Dean Dunaway commended students for succeeding in the face of great adversity during their time at WVU and reminded them that, while times have been hard, they can and will contribute to a brighter future. 

Dean Dunaway addresses the crowd of graduates"Our world demands that it be led by those who are not only highly educated and trained but by those who possess a desire to make our world a better place, a more respectful and just place, one that values the diversity of humanity and by those who will endeavor to persevere in accomplishing these goals," he said. "You might say individuals who possess a Mountaineer spirit. You are such individuals."

Honorary Doctoral Degree recipient Denise Giardina, a West Virginia native, citizen advocate and an award-winning author with six novels, addressed graduate degree candidates at Eberly’s first ceremony. She shared a story from her teenage years, when her mother bought her a book because their local librarian would not allow them to borrow it.

The book was Lord of the Flies, and Giardina was deemed too young to read it. Her mother bought it from a local bookstore, gave it to her and told her not to let anyone tell her she can’t read something – a lesson Giardina shared with the audience.

“Reading freely and asking questions is an essential component of a democratic society, and the questions that grow from that reading are more important and more necessary than the answers,” she said.

She encouraged the audience to always ask questions and to beware of anyone who tries to limit their ability to do so.

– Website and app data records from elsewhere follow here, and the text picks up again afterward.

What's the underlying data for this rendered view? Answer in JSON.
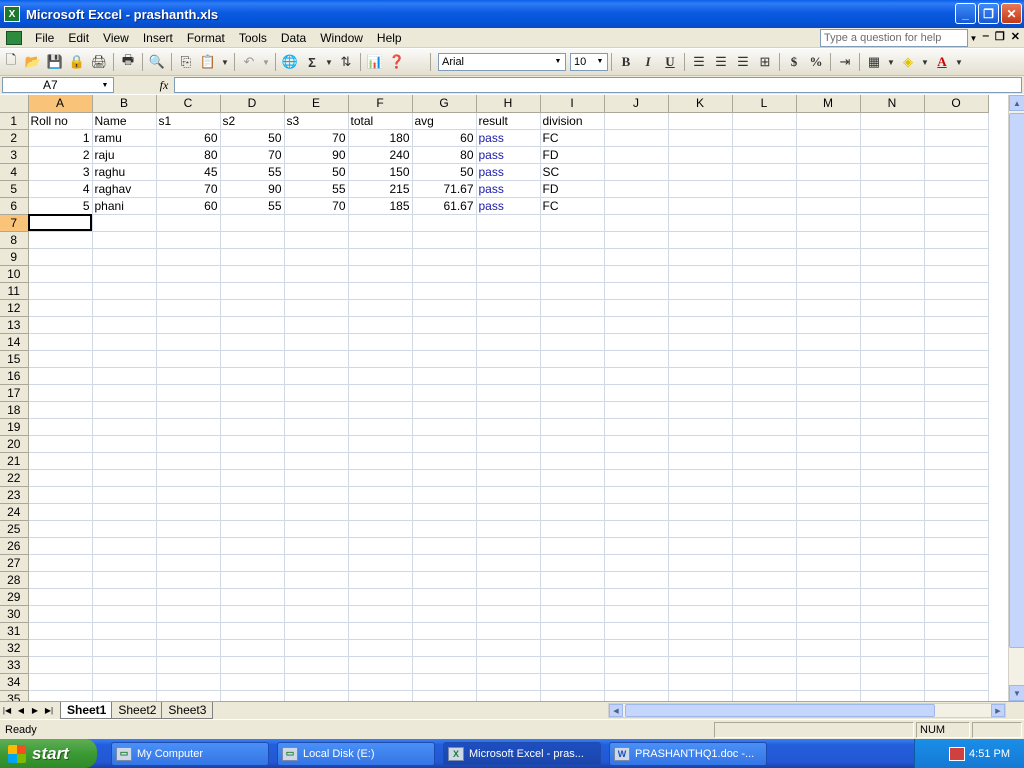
{
  "window": {
    "title": "Microsoft Excel - prashanth.xls",
    "min": "_",
    "max": "❐",
    "close": "✕"
  },
  "menu": {
    "items": [
      "File",
      "Edit",
      "View",
      "Insert",
      "Format",
      "Tools",
      "Data",
      "Window",
      "Help"
    ],
    "help_placeholder": "Type a question for help"
  },
  "toolbar": {
    "font": "Arial",
    "size": "10",
    "bold": "B",
    "italic": "I",
    "underline": "U",
    "sum": "Σ",
    "currency": "$",
    "percent": "%"
  },
  "formula_bar": {
    "name_box": "A7",
    "fx": "fx",
    "value": ""
  },
  "columns": [
    "A",
    "B",
    "C",
    "D",
    "E",
    "F",
    "G",
    "H",
    "I",
    "J",
    "K",
    "L",
    "M",
    "N",
    "O"
  ],
  "rows": [
    [
      "Roll no",
      "Name",
      "s1",
      "s2",
      "s3",
      "total",
      "avg",
      "result",
      "division"
    ],
    [
      "1",
      "ramu",
      "60",
      "50",
      "70",
      "180",
      "60",
      "pass",
      "FC"
    ],
    [
      "2",
      "raju",
      "80",
      "70",
      "90",
      "240",
      "80",
      "pass",
      "FD"
    ],
    [
      "3",
      "raghu",
      "45",
      "55",
      "50",
      "150",
      "50",
      "pass",
      "SC"
    ],
    [
      "4",
      "raghav",
      "70",
      "90",
      "55",
      "215",
      "71.67",
      "pass",
      "FD"
    ],
    [
      "5",
      "phani",
      "60",
      "55",
      "70",
      "185",
      "61.67",
      "pass",
      "FC"
    ]
  ],
  "row_count": 35,
  "sheets": [
    "Sheet1",
    "Sheet2",
    "Sheet3"
  ],
  "active_sheet": "Sheet1",
  "status": {
    "ready": "Ready",
    "num": "NUM"
  },
  "taskbar": {
    "start": "start",
    "tasks": [
      "My Computer",
      "Local Disk (E:)",
      "Microsoft Excel - pras...",
      "PRASHANTHQ1.doc -..."
    ],
    "clock": "4:51 PM"
  }
}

In the second ceremony of the day, Presidential Honorary Degree recipient Stavros Lambrinidis, ambassador of the European Union to the United States, also encouraged the audience to ask questions. Specifically, he told graduates to ask one important question as they move into the next chapter of their lives: why?

“More important than knowing what you want to do or how you want to do it, take the time to ask yourself why you want to do it,” he said. “In my experience, knowing your ‘why’ is fundamental to fulfilling your life’s promise, whatever it may be, and to use your potential to its fullest, to make good choices, and to succeed in a broader sense as a person with character.”

2022 Day of Giving

West Virginia University held its 2022 Day of Giving on March 9. To all who participated, thank you for supporting Eberly College! We couldn’t do it without you.

Here are a few highlights:

  • Elizabeth Dingess-Hammond and Derek Hammond gave $25,000 to establish the Fisher and Madeline R. Chafin Scholarship, which will help students from southern West Virginia majoring in the sciences at Eberly College.
  • Rebecca and Tim Chaffman gave a $10,000 matching gift to the Eberly Greatest Needs Fund to help us tackle rising challenges and opportunities.
  • Alexander Cruz gave $1,500 to the Global Medical and Dental Brigades Fund to allow students to travel the world and teach others how to live a healthier lifestyle.
  • Joseph Denny gave $1,300 to the School of Social Work Opportunity Fund to provide support for faculty and students giving back to the state in the field of social work.

Graphic Thank You